This concentration is designed to give students a broad introduction to physics. It provides students the analytical and laboratory tools to investigate the physical world and prepares them for training in engineering, medicine, or education. When supplemented by additional physics courses, the physics concentration prepares students for a graduate education in physics. Students interested in engineering should also consult the catalogue for the 3/2 dual degree program.
The following courses are required to complete the concentration. The total number of credits is 20.
Physics 210 Analog and Digital Electronics
Physics 220 Introduction to Quantum Physics
Physics 230 Modern Physics Laboratory
Physics 303 Classical Mechanics
Physics 304 Electricity and Magnetism
Physics 320 Statistical Thermodynamics

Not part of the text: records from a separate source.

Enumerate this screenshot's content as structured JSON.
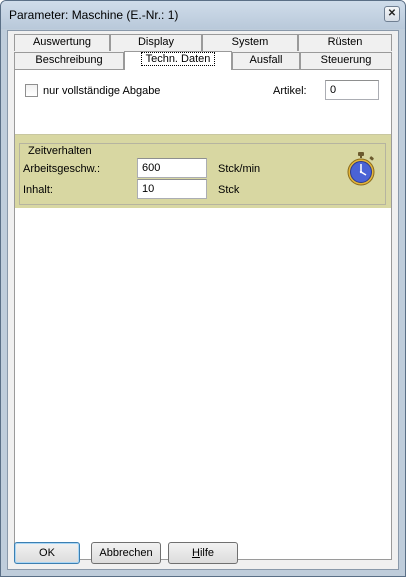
{
  "window": {
    "title": "Parameter: Maschine (E.-Nr.:  1)",
    "close_glyph": "✕"
  },
  "tabs": {
    "row_back": [
      "Auswertung",
      "Display",
      "System",
      "Rüsten"
    ],
    "row_front": [
      "Beschreibung",
      "Techn. Daten",
      "Ausfall",
      "Steuerung"
    ],
    "active": "Techn. Daten"
  },
  "options": {
    "checkbox_label": "nur vollständige Abgabe",
    "checkbox_checked": false,
    "article_label": "Artikel:",
    "article_value": "0"
  },
  "timing": {
    "group_label": "Zeitverhalten",
    "speed_label": "Arbeitsgeschw.:",
    "speed_value": "600",
    "speed_unit": "Stck/min",
    "content_label": "Inhalt:",
    "content_value": "10",
    "content_unit": "Stck",
    "icon": "stopwatch-icon",
    "group_color": "#d8d7a2"
  },
  "buttons": {
    "ok": "OK",
    "cancel": "Abbrechen",
    "help_first": "H",
    "help_rest": "ilfe"
  }
}
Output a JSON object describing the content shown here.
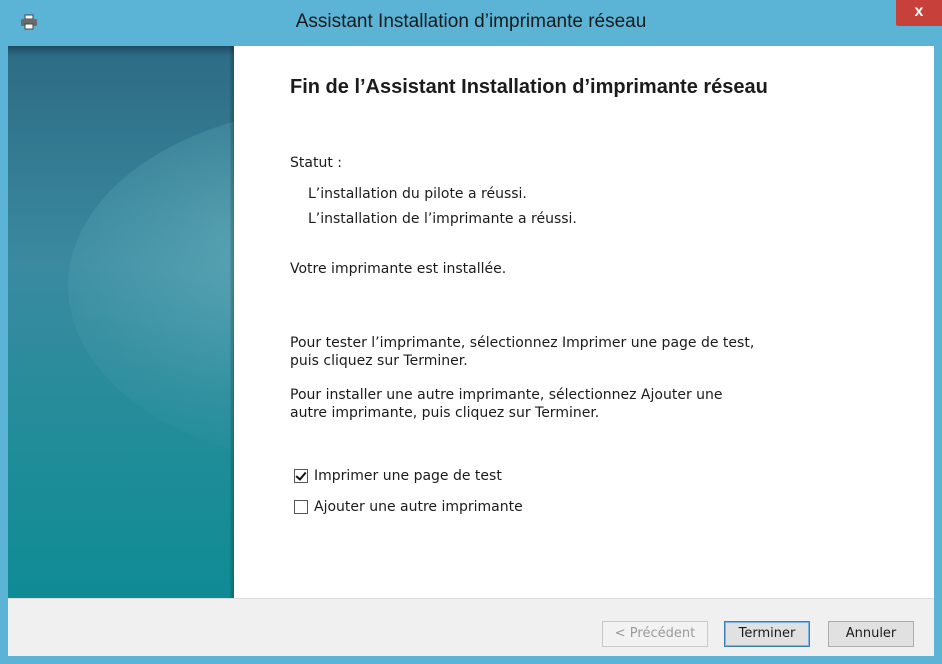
{
  "window": {
    "title": "Assistant Installation d’imprimante réseau",
    "close_label": "x",
    "title_icon": "printer-icon",
    "accent_color": "#5bb4d6",
    "close_color": "#c7413a"
  },
  "main": {
    "heading": "Fin de l’Assistant Installation d’imprimante réseau",
    "status_label": "Statut :",
    "status_lines": [
      "L’installation du pilote a réussi.",
      "L’installation de l’imprimante a réussi."
    ],
    "installed_message": "Votre imprimante est installée.",
    "test_instructions": [
      "Pour tester l’imprimante, sélectionnez Imprimer une page de test,",
      "puis cliquez sur Terminer."
    ],
    "add_instructions": [
      "Pour installer une autre imprimante, sélectionnez Ajouter une",
      "autre imprimante, puis cliquez sur Terminer."
    ],
    "checkboxes": [
      {
        "label": "Imprimer une page de test",
        "checked": true
      },
      {
        "label": "Ajouter une autre imprimante",
        "checked": false
      }
    ]
  },
  "footer": {
    "back_label": "< Précédent",
    "finish_label": "Terminer",
    "cancel_label": "Annuler"
  }
}
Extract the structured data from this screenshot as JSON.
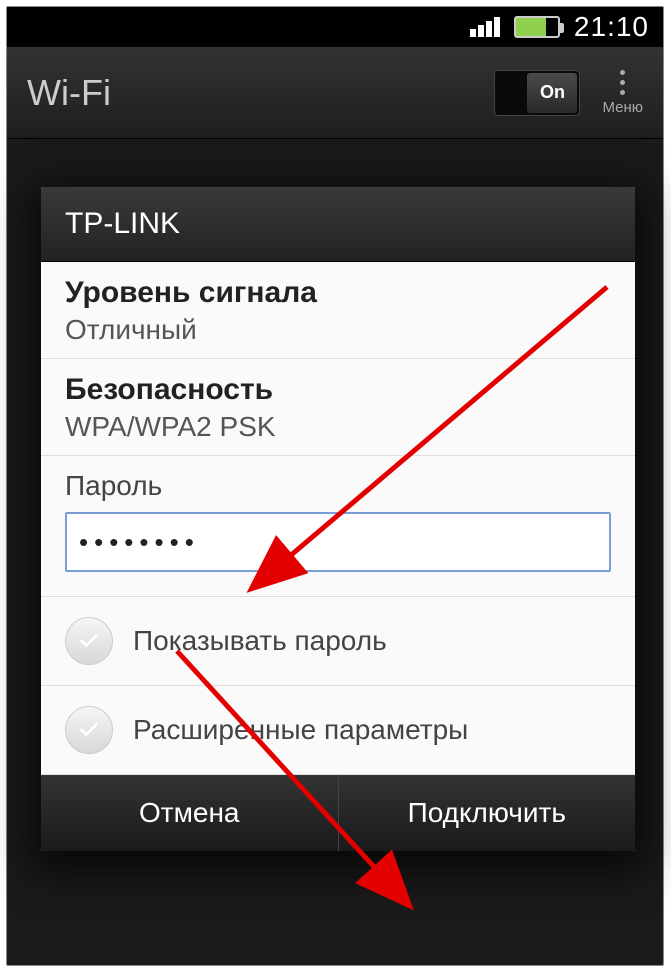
{
  "status_bar": {
    "time": "21:10"
  },
  "header": {
    "title": "Wi-Fi",
    "toggle_label": "On",
    "menu_label": "Меню"
  },
  "dialog": {
    "title": "TP-LINK",
    "signal_label": "Уровень сигнала",
    "signal_value": "Отличный",
    "security_label": "Безопасность",
    "security_value": "WPA/WPA2 PSK",
    "password_label": "Пароль",
    "password_value": "••••••••",
    "show_password_label": "Показывать пароль",
    "advanced_label": "Расширенные параметры",
    "cancel_label": "Отмена",
    "connect_label": "Подключить"
  }
}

The 200-level courses listed above are usually offered every year. The 300-level courses listed above are usually offered two out of every three years. The serious physics student should also take Math 220 Linear Algebra and Math 221 Vector Calculus. See the back half of the catalogue for a complete list of advanced physics courses. Additional courses that complement this concentration are:
Chemistry 100 and 101 Introduction to Chemistry I and II
Mathematics 364 Ordinary Differential Equations
Mathematics 365 Partial Differential Equations
Natural Science 410 Research Methods
Recent Senior Theses
“The Mathematical Structure Associated with the Timbre of Musical Tones”
“Mechanics Problems in Billiards”
“The Amoebot: A New Type of Robotic Motion”
“The Effect of a Shear Flow on Solidification Texturing of Zn Alloys”
“Fluid Dynamics, Crystal Growth, and the Inner Core: A Study in the Differing Effects of Externally and Internally Driven Flows on Crystal Alignment”
“A Study of the Mechanical Properties of G. cancriformis Web Silk”
“Effect of Sample Size on Cartilage Friction Coefficient: An Introduction to Cartilage Lubrication”
“Design and Optimization of an In-Vacuum Electromagnet for the Observation of Magnetic Circular X-ray Dichroism”
Dr. Bergman and Dr. Kramer have received grants from NIH, NSF, and Research Corporation to support their ongoing research. Dr. Bergman conducts a variety of experiments on the solidification and deformation of ice and metals under extreme conditions, with the goal of illuminating similar processes that take place at the Earth’s core. Dr. Kramer pursues mathematical and computer simulation approaches to the formation of patterns in nature. Each summer they hire several students for summer research internships to allow the students to participate in high quality research and to enrich their undergraduate experience.